The Cannabis Control Division, for example, said it has no reason to believe Thomson or Martinez violated any law and that their company will be treated like any other.
“All applicants have been, and will continue to be, treated in the same manner,” said Bernice Geiger, a spokeswoman for the state Regulation and Licensing Department, which includes the cannabis division. “The Cannabis Control Division works in compliance with the laws and affords no preferential treatment to any applicants or licensees.”
Republican state Sen. Cliff Pirtle of Roswell said revolving door issues are a “huge concern” across state government.
Law enforcement agents who inspect trucks, for example, are attractive hires for the trucking industry, he said.
Pirtle suggested the state could seek agreements from new employees committing them to stay a certain amount of time after they’ve been trained.
“It’s hard to fault someone for using knowledge and skills that they learn at a job to better themselves,” he said, “but I think there needs to be some contractual obligations met.”
Senate Majority Leader Peter Wirth, D-Santa Fe, said lawmakers should continue to evaluate the state’s cooling-off statute.
“When you’re colleagues, or the person you’re working with one day is part of a legislative strategy or an executive strategy, and the next day, they’re on the other side, it’s just very hard without some time period” to cool off, he said. “It just seems like it’s hard to draw the line.”

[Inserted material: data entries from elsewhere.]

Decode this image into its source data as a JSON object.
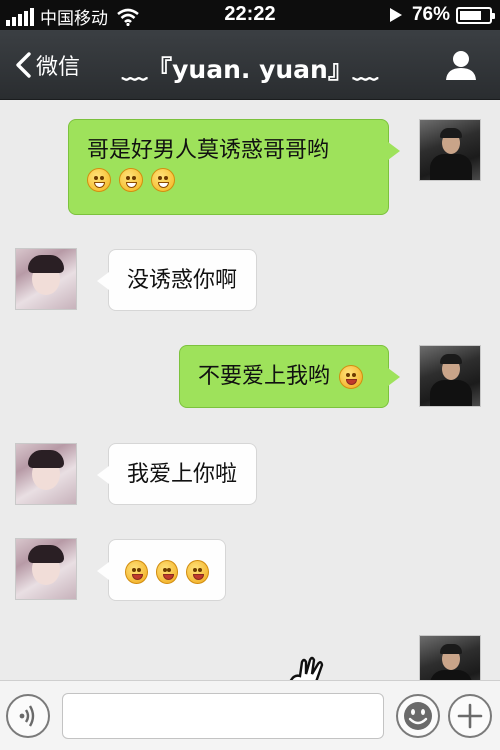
{
  "status_bar": {
    "carrier": "中国移动",
    "time": "22:22",
    "battery": "76%",
    "battery_level": 0.76
  },
  "nav": {
    "back_label": "微信",
    "title": "﹏『yuan. yuan』﹏"
  },
  "messages": [
    {
      "side": "right",
      "text": "哥是好男人莫诱惑哥哥哟",
      "emojis": [
        "grin-emoji",
        "grin-emoji",
        "grin-emoji"
      ]
    },
    {
      "side": "left",
      "text": "没诱惑你啊"
    },
    {
      "side": "right",
      "text": "不要爱上我哟",
      "emojis": [
        "shy-emoji"
      ]
    },
    {
      "side": "left",
      "text": "我爱上你啦"
    },
    {
      "side": "left",
      "text": "",
      "emojis": [
        "blush-emoji",
        "blush-emoji",
        "blush-emoji"
      ]
    }
  ],
  "input": {
    "value": ""
  },
  "icons": {
    "signal": "signal-bars-icon",
    "wifi": "wifi-icon",
    "play": "play-icon",
    "battery": "battery-icon",
    "back": "chevron-left-icon",
    "profile": "person-icon",
    "voice": "voice-icon",
    "emoji": "smiley-icon",
    "more": "plus-icon"
  },
  "colors": {
    "sent_bubble": "#9ee25b",
    "received_bubble": "#fefefe",
    "navbar": "#2f3236",
    "chat_background": "#ebebeb"
  }
}
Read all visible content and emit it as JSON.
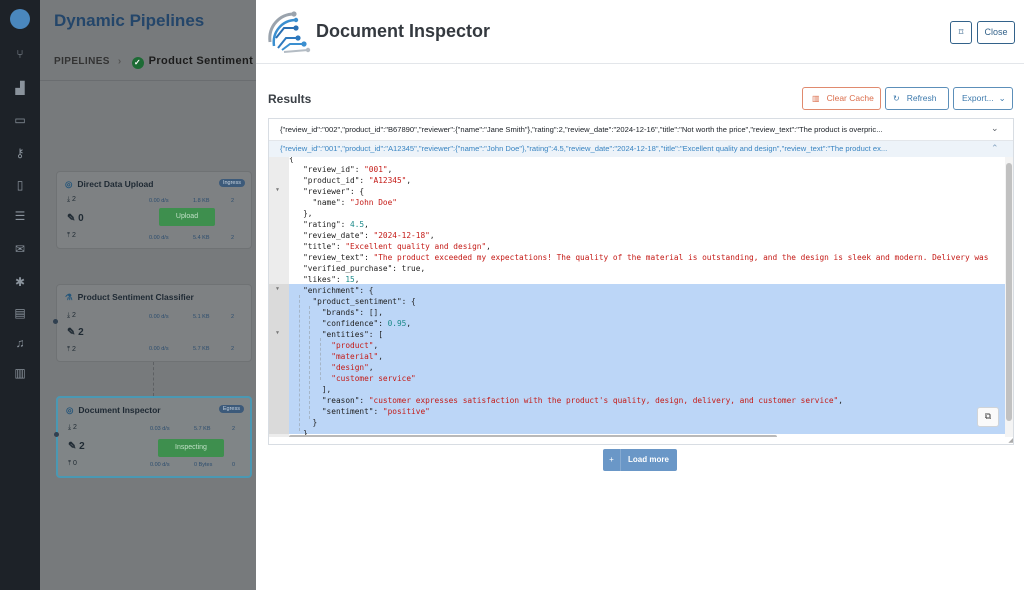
{
  "background": {
    "app_title": "Dynamic Pipelines",
    "breadcrumb_root": "PIPELINES",
    "breadcrumb_current": "Product Sentiment Class",
    "nodes": [
      {
        "name": "Direct Data Upload",
        "badge": "Ingress",
        "in_count": "2",
        "edit_count": "0",
        "out_count": "2",
        "button": "Upload",
        "rate1": "0.00 d/s",
        "size1": "1.8 KB",
        "count1": "2",
        "rate2": "0.00 d/s",
        "size2": "5.4 KB",
        "count2": "2"
      },
      {
        "name": "Product Sentiment Classifier",
        "badge": "",
        "in_count": "2",
        "edit_count": "2",
        "out_count": "2",
        "button": "",
        "rate1": "0.00 d/s",
        "size1": "5.1 KB",
        "count1": "2",
        "rate2": "0.00 d/s",
        "size2": "5.7 KB",
        "count2": "2"
      },
      {
        "name": "Document Inspector",
        "badge": "Egress",
        "in_count": "2",
        "edit_count": "2",
        "out_count": "0",
        "button": "Inspecting",
        "rate1": "0.03 d/s",
        "size1": "5.7 KB",
        "count1": "2",
        "rate2": "0.00 d/s",
        "size2": "0 Bytes",
        "count2": "0"
      }
    ]
  },
  "panel": {
    "title": "Document Inspector",
    "expand_label": "⌑",
    "close_label": "Close",
    "results_title": "Results",
    "toolbar": {
      "clear_cache": "Clear Cache",
      "refresh": "Refresh",
      "export": "Export..."
    },
    "records": [
      {
        "summary": "{\"review_id\":\"002\",\"product_id\":\"B67890\",\"reviewer\":{\"name\":\"Jane Smith\"},\"rating\":2,\"review_date\":\"2024-12-16\",\"title\":\"Not worth the price\",\"review_text\":\"The product is overpric...",
        "expanded": false
      },
      {
        "summary": "{\"review_id\":\"001\",\"product_id\":\"A12345\",\"reviewer\":{\"name\":\"John Doe\"},\"rating\":4.5,\"review_date\":\"2024-12-18\",\"title\":\"Excellent quality and design\",\"review_text\":\"The product ex...",
        "expanded": true
      }
    ],
    "json": {
      "review_id": "\"001\"",
      "product_id": "\"A12345\"",
      "reviewer_name": "\"John Doe\"",
      "rating": "4.5",
      "review_date": "\"2024-12-18\"",
      "title": "\"Excellent quality and design\"",
      "review_text": "\"The product exceeded my expectations! The quality of the material is outstanding, and the design is sleek and modern. Delivery was",
      "verified_purchase": "true",
      "likes": "15",
      "brands": "[]",
      "confidence": "0.95",
      "entities": [
        "\"product\"",
        "\"material\"",
        "\"design\"",
        "\"customer service\""
      ],
      "reason": "\"customer expresses satisfaction with the product's quality, design, delivery, and customer service\"",
      "sentiment": "\"positive\""
    },
    "load_more": "Load more"
  },
  "colors": {
    "accent": "#3d7aad",
    "clear_cache": "#db6d4b",
    "selection": "#bcd6f7",
    "json_string": "#c41a16",
    "json_number": "#1c8a8a",
    "load_more": "#6a97c7"
  }
}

Lawmakers have periodically considered – and rejected – legislation to impose a cooling off period on themselves. Ex-lawmakers are a frequent presence at the Roundhouse as lobbyists.
Executive positions also have been the subject of debate.

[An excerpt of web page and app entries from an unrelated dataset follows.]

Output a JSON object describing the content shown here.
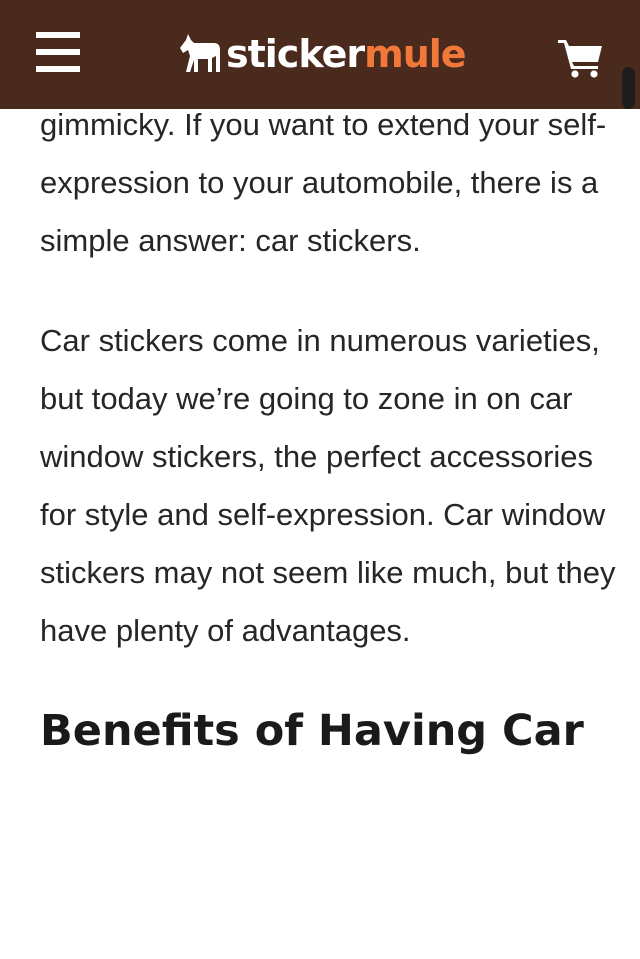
{
  "header": {
    "logo_part1": "sticker",
    "logo_part2": "mule",
    "menu_icon": "hamburger-menu-icon",
    "cart_icon": "shopping-cart-icon",
    "background_color": "#4a2a1d",
    "accent_color": "#f0793a"
  },
  "article": {
    "paragraphs": [
      "gimmicky. If you want to extend your self-expression to your automobile, there is a simple answer: car stickers.",
      "Car stickers come in numerous varieties, but today we’re going to zone in on car window stickers, the perfect accessories for style and self-expression. Car window stickers may not seem like much, but they have plenty of advantages."
    ],
    "heading": "Benefits of Having Car"
  }
}
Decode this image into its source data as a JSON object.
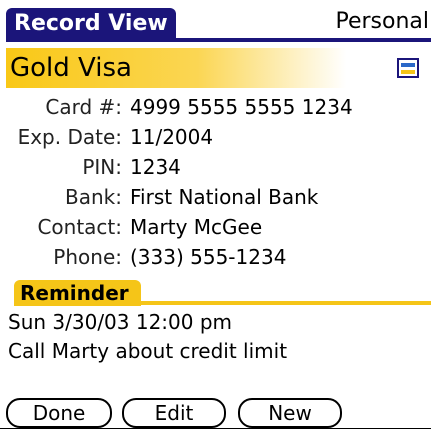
{
  "title_bar": {
    "title": "Record View",
    "category": "Personal"
  },
  "record": {
    "name": "Gold Visa",
    "note_icon": "note-icon"
  },
  "fields": [
    {
      "label": "Card #:",
      "value": "4999 5555 5555 1234"
    },
    {
      "label": "Exp. Date:",
      "value": "11/2004"
    },
    {
      "label": "PIN:",
      "value": "1234"
    },
    {
      "label": "Bank:",
      "value": "First National Bank"
    },
    {
      "label": "Contact:",
      "value": "Marty McGee"
    },
    {
      "label": "Phone:",
      "value": "(333) 555-1234"
    }
  ],
  "reminder": {
    "title": "Reminder",
    "datetime": "Sun 3/30/03 12:00 pm",
    "note": "Call Marty about credit limit"
  },
  "buttons": {
    "done": "Done",
    "edit": "Edit",
    "new": "New"
  },
  "colors": {
    "title_bar": "#1b157a",
    "accent_yellow": "#f5c518"
  }
}
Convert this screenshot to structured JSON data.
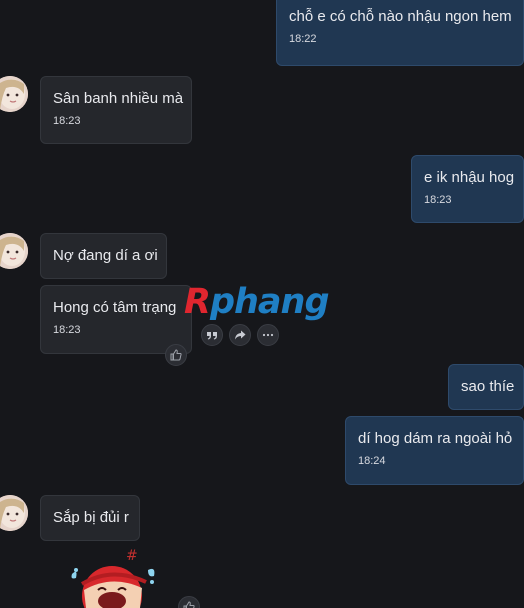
{
  "watermark": {
    "first": "R",
    "rest": "phang"
  },
  "messages": [
    {
      "id": "m1",
      "side": "out",
      "text": "chỗ e có chỗ nào nhậu ngon hem",
      "time": "18:22"
    },
    {
      "id": "m2",
      "side": "in",
      "text": "Sân banh nhiều mà",
      "time": "18:23"
    },
    {
      "id": "m3",
      "side": "out",
      "text": "e ik nhậu hog",
      "time": "18:23"
    },
    {
      "id": "m4",
      "side": "in",
      "text": "Nợ đang dí a ơi"
    },
    {
      "id": "m5",
      "side": "in",
      "text": "Hong có tâm trạng",
      "time": "18:23"
    },
    {
      "id": "m6",
      "side": "out",
      "text": "sao thíe"
    },
    {
      "id": "m7",
      "side": "out",
      "text": "dí hog dám ra ngoài hỏ",
      "time": "18:24"
    },
    {
      "id": "m8",
      "side": "in",
      "text": "Sắp bị đủi r"
    }
  ],
  "hover_actions": [
    "quote-icon",
    "forward-icon",
    "more-icon"
  ],
  "like_icon": "thumbs-up-icon",
  "colors": {
    "background": "#16171b",
    "outgoing_bubble": "#203752",
    "incoming_bubble": "#25272c",
    "text": "#e9eaee"
  }
}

In 2016, environmentalists raised questions about the New Mexico Oil & Gas Association’s appointment of Ryan Flynn as its executive director less than a month after he stepped down as environment secretary under then-Gov. Susana Martinez.
The association said at the time that Flynn wouldn’t lobby the Legislature in the approaching session and that he would abide by a two-year agreement he’d signed prohibiting him from lobbying his old state agency.
‘Learn from each other’
Weeds. Cannabis Consulting, for its part, touts the hiring of former cannabis officials as a competitive edge.
“Adding two former state regulators to our team will bring a depth of knowledge that no other firm possesses,” the company said in a news release this month.
The firm describes itself as the largest cannabis services company in New Mexico. Its services include helping startups and others apply for cannabis licenses and comply with the terms of the licenses they’ve obtained.
Thomson, who was appointed as the first director of the state’s new Cannabis Control Division and previously worked in Colorado’s marijuana industry, is listed as a partner and chief strategy officer for the company. Martinez, the division’s former compliance manager, is credited as the firm’s compliance program manager.
Martinez worked for the state about six months, Thomson about 7½ months.
Besides Thomson, the firm’s other partners include Kennicott, who served in the Governor’s Office under Susana Martinez, and Pat Davis, an Albuquerque city councilor who served as chairman of Gov. Michelle Lujan Grisham’s cannabis working group before legalization.
“Former regulators should not be penalized for having a deep knowledge of the industry they regulated and the so-called revolving door policy in the law reflects that,” Kennicott said. “Industry and regulators alike have a lot to learn from each other and should not have an adversarial relationship – every company and person in the industry has a job to do to ensure the success of cannabis legalization in New Mexico and across the nation.”
New Mexico’s cannabis industry is growing after Lujan Grisham signed marijuana legalization into law last year. Commercial sales to adults 21 and over began in April this year.
The law includes some limits on legislators’ participation in the cannabis industry. It prohibits legislators serving when the bill went into effect from being licensed to engage in commercial cannabis activity until July 1, 2026.